NHS Lothian unveils vision for the future

NHS Lothian has outlined its vision for healthcare in a groundbreaking new plan to span the next decade.

Major new proposals have been drafted to transform the current system to ensure the health board can meet the challenges of the future and continue to deliver safe, person-centred, effective care for years to come.

Primary care, community services and home care will be developed and a greater emphasis will be placed on early intervention and self care under the plans which will be presented to the NHS Lothian board this week (Wednesday 2 April).

The replacement for the Royal Hospital for Sick Children will be built, and the re-development of the Royal Edinburgh Hospital will commence, while community mental health services will be restructured.

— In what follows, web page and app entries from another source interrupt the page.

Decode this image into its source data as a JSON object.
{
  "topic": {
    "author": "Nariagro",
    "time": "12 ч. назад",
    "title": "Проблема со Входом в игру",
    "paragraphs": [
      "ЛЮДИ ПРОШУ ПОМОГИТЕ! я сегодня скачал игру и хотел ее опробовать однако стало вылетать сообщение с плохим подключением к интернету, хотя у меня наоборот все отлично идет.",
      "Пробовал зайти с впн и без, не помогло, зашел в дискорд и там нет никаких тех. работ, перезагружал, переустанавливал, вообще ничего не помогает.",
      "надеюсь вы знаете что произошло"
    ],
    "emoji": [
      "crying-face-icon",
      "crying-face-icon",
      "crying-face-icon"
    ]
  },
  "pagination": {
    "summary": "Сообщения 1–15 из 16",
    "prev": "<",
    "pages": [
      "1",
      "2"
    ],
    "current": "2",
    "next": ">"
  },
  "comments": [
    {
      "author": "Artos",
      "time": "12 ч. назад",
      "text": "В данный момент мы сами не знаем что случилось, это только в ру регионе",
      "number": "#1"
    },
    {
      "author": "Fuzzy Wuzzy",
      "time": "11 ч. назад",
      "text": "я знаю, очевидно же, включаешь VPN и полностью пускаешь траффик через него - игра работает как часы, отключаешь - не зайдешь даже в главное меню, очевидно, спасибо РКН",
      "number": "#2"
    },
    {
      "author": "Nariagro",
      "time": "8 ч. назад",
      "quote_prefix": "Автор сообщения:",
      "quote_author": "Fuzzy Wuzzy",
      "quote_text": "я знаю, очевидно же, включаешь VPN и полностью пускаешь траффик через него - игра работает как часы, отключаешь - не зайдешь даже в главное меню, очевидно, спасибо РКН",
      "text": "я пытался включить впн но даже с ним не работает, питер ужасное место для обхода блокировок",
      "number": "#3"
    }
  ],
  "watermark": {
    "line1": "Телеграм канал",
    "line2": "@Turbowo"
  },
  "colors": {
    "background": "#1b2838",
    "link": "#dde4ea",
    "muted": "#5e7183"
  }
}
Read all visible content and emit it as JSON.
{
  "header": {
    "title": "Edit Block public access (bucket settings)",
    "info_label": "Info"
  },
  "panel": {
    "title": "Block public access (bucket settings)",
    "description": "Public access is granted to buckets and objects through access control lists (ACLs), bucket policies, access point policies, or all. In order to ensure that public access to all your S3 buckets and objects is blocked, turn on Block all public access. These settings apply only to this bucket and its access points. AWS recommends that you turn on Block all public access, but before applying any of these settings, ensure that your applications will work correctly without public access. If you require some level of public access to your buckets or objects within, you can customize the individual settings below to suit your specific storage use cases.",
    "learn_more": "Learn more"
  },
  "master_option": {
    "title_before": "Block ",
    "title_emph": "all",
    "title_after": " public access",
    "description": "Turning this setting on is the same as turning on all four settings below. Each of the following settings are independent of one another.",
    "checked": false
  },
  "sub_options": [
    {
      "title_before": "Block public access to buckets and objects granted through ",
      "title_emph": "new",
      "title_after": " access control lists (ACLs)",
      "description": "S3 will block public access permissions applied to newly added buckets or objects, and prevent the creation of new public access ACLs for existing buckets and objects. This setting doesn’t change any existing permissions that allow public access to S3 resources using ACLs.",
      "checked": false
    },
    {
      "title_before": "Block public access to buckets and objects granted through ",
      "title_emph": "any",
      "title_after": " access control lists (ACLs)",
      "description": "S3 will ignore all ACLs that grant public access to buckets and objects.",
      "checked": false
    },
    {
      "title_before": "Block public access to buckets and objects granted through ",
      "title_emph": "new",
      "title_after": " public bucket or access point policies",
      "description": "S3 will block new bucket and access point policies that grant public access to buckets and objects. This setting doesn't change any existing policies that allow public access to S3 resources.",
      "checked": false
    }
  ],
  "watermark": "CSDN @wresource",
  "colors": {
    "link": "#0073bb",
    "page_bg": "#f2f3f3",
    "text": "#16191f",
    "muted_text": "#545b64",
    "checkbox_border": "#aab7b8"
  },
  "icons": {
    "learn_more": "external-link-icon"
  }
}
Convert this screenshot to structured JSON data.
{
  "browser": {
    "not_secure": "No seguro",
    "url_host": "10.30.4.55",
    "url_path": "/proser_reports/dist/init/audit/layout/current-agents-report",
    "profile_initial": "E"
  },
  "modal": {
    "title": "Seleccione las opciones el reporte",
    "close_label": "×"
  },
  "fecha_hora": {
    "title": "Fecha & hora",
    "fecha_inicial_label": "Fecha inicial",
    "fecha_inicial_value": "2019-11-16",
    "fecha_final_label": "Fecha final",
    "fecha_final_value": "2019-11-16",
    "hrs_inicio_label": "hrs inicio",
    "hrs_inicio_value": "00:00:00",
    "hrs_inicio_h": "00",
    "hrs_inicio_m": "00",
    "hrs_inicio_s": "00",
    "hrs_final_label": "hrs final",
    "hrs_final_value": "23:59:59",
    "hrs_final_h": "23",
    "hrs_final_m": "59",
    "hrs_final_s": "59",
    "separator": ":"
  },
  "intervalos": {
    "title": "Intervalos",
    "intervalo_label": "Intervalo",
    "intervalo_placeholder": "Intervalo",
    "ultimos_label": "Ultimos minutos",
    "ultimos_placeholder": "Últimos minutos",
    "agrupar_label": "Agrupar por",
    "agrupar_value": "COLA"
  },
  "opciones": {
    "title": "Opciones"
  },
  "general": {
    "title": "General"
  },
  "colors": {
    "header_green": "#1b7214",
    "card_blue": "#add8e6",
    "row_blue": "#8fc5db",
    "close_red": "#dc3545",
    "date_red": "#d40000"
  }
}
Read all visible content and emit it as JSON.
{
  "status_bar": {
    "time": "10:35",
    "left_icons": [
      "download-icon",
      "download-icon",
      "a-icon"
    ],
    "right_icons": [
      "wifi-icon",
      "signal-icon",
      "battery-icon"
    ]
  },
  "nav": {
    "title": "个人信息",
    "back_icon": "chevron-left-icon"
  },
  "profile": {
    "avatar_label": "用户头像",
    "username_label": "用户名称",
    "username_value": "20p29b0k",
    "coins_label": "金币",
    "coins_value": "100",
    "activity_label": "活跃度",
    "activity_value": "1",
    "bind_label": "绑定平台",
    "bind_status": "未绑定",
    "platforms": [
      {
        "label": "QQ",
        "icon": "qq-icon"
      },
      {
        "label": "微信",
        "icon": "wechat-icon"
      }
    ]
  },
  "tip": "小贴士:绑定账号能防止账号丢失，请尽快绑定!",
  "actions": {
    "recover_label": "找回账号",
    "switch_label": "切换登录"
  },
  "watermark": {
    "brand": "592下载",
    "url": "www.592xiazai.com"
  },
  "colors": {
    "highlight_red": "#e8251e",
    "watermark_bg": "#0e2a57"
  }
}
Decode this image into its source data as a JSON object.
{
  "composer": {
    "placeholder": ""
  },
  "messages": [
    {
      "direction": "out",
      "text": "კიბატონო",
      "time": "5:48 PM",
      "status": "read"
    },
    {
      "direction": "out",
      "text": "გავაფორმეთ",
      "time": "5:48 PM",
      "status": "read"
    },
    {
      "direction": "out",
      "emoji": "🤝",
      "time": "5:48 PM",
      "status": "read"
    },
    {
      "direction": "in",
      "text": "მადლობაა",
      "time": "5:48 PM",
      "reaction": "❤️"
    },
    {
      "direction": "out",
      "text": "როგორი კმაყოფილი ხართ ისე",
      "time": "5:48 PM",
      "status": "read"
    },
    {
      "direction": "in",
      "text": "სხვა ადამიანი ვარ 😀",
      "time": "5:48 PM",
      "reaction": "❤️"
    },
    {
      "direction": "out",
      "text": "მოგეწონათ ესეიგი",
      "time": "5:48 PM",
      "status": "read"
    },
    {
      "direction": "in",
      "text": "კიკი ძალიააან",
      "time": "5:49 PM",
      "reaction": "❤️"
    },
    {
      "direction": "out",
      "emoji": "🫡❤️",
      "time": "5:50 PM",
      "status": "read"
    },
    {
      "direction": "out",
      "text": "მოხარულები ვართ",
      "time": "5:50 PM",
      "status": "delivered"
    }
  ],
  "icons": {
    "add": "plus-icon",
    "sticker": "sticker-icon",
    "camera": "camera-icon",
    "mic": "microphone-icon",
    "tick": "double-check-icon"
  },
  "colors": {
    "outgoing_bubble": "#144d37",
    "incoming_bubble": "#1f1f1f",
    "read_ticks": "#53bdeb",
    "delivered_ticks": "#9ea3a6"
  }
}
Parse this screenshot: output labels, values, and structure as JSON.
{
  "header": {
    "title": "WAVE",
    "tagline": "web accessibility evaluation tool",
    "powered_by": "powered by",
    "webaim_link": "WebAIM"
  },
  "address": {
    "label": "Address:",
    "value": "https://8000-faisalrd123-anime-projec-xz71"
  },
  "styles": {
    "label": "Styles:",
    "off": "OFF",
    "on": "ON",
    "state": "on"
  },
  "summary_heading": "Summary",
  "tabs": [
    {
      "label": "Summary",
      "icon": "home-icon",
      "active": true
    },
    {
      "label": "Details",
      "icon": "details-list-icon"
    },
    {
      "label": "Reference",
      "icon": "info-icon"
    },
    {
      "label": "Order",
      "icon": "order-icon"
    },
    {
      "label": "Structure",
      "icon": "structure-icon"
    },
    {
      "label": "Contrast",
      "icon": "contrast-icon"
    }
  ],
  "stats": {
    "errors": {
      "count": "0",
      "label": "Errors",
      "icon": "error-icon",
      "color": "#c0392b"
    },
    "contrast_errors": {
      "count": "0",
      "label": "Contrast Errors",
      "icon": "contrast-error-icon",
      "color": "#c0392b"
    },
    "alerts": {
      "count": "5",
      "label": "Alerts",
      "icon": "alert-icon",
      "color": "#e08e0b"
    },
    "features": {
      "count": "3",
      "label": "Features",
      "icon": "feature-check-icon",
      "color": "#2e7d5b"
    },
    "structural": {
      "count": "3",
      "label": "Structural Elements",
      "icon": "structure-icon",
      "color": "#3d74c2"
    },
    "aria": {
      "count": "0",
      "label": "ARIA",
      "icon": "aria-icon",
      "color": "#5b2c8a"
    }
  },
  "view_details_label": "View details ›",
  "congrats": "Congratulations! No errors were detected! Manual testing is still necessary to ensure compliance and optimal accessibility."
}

Dedicated care villages are also proposed, alongside a new community hospital for East Lothian and changes to the way Midlothian Hospital is used to provide care for older people to help prevent unnecessary admissions to hospital.

The dynamic document, which will be finalised this Autumn following   extensive public consultation and engagement, shows how extra capacity will be delivered to meet increasing demand and boost access to services and will prepare NHS Lothian for Health and Social Care integration in 2015.

The strategic plan also details the outcomes if no action was taken over the next 10 years and maps out the impact on services, beds, patient waiting times and finances.

Tim Davison, Chief Executive, NHS Lothian, said the health board must evolve if it is to keep pace with a soaring population, increasing rates of multiple health problems and harsher economic climates as well as grasping the opportunities around integration of health and social care.

He added: “There is an increasing risk that unless we fundamentally change the way we currently work and organise our services, that the quality of patient care will deteriorate and we will fall short of meeting the needs and expectations of the population that we are here to serve.

“The improvements and necessary changes will be delivered through new ways of working with our staff and by working differently with our partners in the four local authorities, the voluntary sector, the independent sector and with patients and carers.”

The paper entitled, “Our Health, Our Care, Our Future”, identifies four main challenges to help lead NHS Lothian into 2024. It points to Lothian's population, and in particular the numbers of older people, which will continue to soar over the next 10 years. 

The plan explains there is a real need to establish integrated working with local authorities and other partners to help streamline services. It also says that the current system of healthcare is now outdated because of shifts in population and the demands on the services, which in turn has an impact on waiting times and nationally set standards.

And it details how the economy has changed significantly in recent years and health boards will have to tighten their belts, re-prioritise and work harder to deliver smarter results.

Every aspect of NHS Lothian has come under the spotlight as part of the wide-ranging exercise, which will support the delivery of the Scottish Government's 2020 vision to promote longer, healthier lives.

Access to primary care and GP services will be improved through the development of additional capacity to meet population growth and new services will provide more care closer to home and reduce demand on hospital services.

Acute care will be reconfigured and services better split over the three main sites of the Royal Infirmary of Edinburgh (RIE), the Western General Hospital (WGH) and St John's Hospital (SJH).

Dedicated multi-speciality day case centres will be developed to increase day surgery capacity on WGH and/or SJH. Outpatient services are also being re-examined.

The Royal Victoria and Liberton Hospitals will be considered as the sites for new “care villages” with different levels of care available on site to prevent inappropriate admissions to hospital.

Mr Davison said: “We have developed our vision for the future and we are confident it will continue to deliver real results for patients across the board, whether in community or hospital care.

“We are proposing some bold steps to transform the way services are currently delivered to ensure they can keep up with modern-day demands and provide safe and effective care.

“This is an exciting time because it has given us the chance to really look at the services we provide and then make them better. It means that we will be prepared for the challenges that lie ahead in the next decade.”

The document can be accessed as part of the papers for the Board meeting on Wenesday. The public consultation for the draft strategic plan will be launched on 21 April 2014. Members of the public will be encouraged to have a say on the future of health services in Lothian. Details of how to get involved will be available on the NHS Lothian website.